(1/21) Thurmont's town commissioners are seeking input from residents on two proposed changes to the town code addressing lot and property maintenance and snow removal.
At Tuesday's town meeting, the commissioners introduced the changes, and asked the public to provide feedback at the town meeting scheduled for 7 p.m. Feb. 1 in town hall.
Commissioners are asking the public for comment because the ordinances will affect homeowners directly, they said.
John Ford, a member of the Charter and Code Review Committee, told commissioners he has heard complaints that the town code does not address problems with property maintenance and littering.
Thurmont Police Chief Terry Frushour came to the committee looking for a change to the town code that would address junk vehicles, but when the committee started looking into the issue, it grew,
The proposed changes to the ordinance would add a section on littering, outdoor storage in general, outdoor vehicle storage, outdoor watercraft storage, outdoor material storage, and a section on
penalties and noncompliance.
Outdoor storage regulations, the ordinance states, will "require that property be maintained in such a condition that it does not adversely impact the health, safety and welfare of the public."
The ordinance states that it is intended to prevent adverse impacts to the community, such as "vermin or rodent infestation, creation of an attractive nuisance potentially hazardous to children or
creation of unsightly, or undesirable conditions potentially impacting the value of property."
The ordinance will prohibit leaving a junked or inoperable vehicle on private property for more than one week, unless under specific conditions. It will prohibit more than one watercraft to be
parked at any one property, and it will not permit junk, vehicle parts, furniture, appliances or miscellaneous equipment to be stored "outside of a totally enclosed structure."
Ford said the ordinance would be "complaint driven."
The town will not send enforcement staff around looking for problems, Mayor Martin Burns said.
Penalties for noncompliance would include up to a $100 fine for each day the problem is not remedied, however the property owner would be given six months to remedy the problem.
The proposal regarding snow removal would require property owners to remove snow from sidewalks, enough for two pedestrians to pass, within 12 hours after snow has stopped falling.

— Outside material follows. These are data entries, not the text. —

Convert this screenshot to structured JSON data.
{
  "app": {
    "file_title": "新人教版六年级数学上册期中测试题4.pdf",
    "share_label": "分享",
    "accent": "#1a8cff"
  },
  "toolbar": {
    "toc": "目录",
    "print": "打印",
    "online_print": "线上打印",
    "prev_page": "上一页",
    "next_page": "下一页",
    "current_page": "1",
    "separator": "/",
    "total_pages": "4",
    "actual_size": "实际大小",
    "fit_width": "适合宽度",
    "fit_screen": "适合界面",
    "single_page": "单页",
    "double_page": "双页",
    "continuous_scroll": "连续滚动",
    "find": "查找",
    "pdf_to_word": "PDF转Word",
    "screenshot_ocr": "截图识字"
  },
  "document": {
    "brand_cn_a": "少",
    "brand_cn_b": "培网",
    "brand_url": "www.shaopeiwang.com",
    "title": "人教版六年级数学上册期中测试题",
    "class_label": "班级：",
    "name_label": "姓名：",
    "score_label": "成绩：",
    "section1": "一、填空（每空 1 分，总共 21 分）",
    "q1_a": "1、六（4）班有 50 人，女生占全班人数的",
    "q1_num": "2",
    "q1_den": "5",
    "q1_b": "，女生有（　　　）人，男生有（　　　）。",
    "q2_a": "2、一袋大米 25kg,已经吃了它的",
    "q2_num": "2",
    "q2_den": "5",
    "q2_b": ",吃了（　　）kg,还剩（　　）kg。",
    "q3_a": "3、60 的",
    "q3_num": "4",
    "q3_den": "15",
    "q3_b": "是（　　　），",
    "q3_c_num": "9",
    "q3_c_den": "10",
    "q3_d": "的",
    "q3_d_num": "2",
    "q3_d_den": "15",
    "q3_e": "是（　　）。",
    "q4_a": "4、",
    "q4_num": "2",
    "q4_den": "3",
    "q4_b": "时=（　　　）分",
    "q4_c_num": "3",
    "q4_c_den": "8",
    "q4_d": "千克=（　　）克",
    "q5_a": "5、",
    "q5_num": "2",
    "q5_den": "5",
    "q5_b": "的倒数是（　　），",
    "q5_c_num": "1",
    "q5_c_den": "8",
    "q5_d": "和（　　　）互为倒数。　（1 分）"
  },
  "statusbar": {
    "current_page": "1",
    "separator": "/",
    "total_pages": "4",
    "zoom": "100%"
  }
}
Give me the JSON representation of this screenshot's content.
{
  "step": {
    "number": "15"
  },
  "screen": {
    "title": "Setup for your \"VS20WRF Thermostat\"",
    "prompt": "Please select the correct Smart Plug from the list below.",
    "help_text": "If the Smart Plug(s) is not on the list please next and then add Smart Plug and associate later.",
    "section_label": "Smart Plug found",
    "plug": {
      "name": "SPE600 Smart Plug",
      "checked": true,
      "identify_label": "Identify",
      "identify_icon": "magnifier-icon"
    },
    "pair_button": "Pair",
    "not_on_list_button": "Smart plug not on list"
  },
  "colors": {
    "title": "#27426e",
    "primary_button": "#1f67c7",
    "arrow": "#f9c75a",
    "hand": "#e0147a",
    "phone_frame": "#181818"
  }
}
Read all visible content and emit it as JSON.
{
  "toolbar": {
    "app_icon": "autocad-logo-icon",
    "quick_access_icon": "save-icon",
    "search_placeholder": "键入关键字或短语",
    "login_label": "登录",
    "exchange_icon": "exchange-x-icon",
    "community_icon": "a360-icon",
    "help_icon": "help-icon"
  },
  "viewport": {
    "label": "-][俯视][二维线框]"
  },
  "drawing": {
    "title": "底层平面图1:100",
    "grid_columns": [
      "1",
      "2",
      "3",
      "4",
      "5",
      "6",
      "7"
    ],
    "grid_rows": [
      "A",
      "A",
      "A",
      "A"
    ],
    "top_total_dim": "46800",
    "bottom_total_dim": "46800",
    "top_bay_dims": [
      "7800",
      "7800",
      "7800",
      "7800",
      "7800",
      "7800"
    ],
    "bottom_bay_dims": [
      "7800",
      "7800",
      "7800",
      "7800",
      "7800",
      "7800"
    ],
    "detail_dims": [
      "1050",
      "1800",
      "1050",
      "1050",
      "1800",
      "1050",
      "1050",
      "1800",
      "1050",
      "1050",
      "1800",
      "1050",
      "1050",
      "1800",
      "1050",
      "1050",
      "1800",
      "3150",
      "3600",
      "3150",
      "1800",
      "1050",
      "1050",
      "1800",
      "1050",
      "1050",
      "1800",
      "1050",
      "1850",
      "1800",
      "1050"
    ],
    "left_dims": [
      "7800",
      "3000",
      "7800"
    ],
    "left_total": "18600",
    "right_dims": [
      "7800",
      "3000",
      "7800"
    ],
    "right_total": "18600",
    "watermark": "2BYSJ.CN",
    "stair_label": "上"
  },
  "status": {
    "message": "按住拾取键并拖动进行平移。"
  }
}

The current requirement is six hours, with exceptions for snow that falls and stops after 5 p.m. and before 7 a.m.
Those exceptions would no longer apply under the change.
The penalty for noncompliance would be a $50 fine, which represents a $25 increase.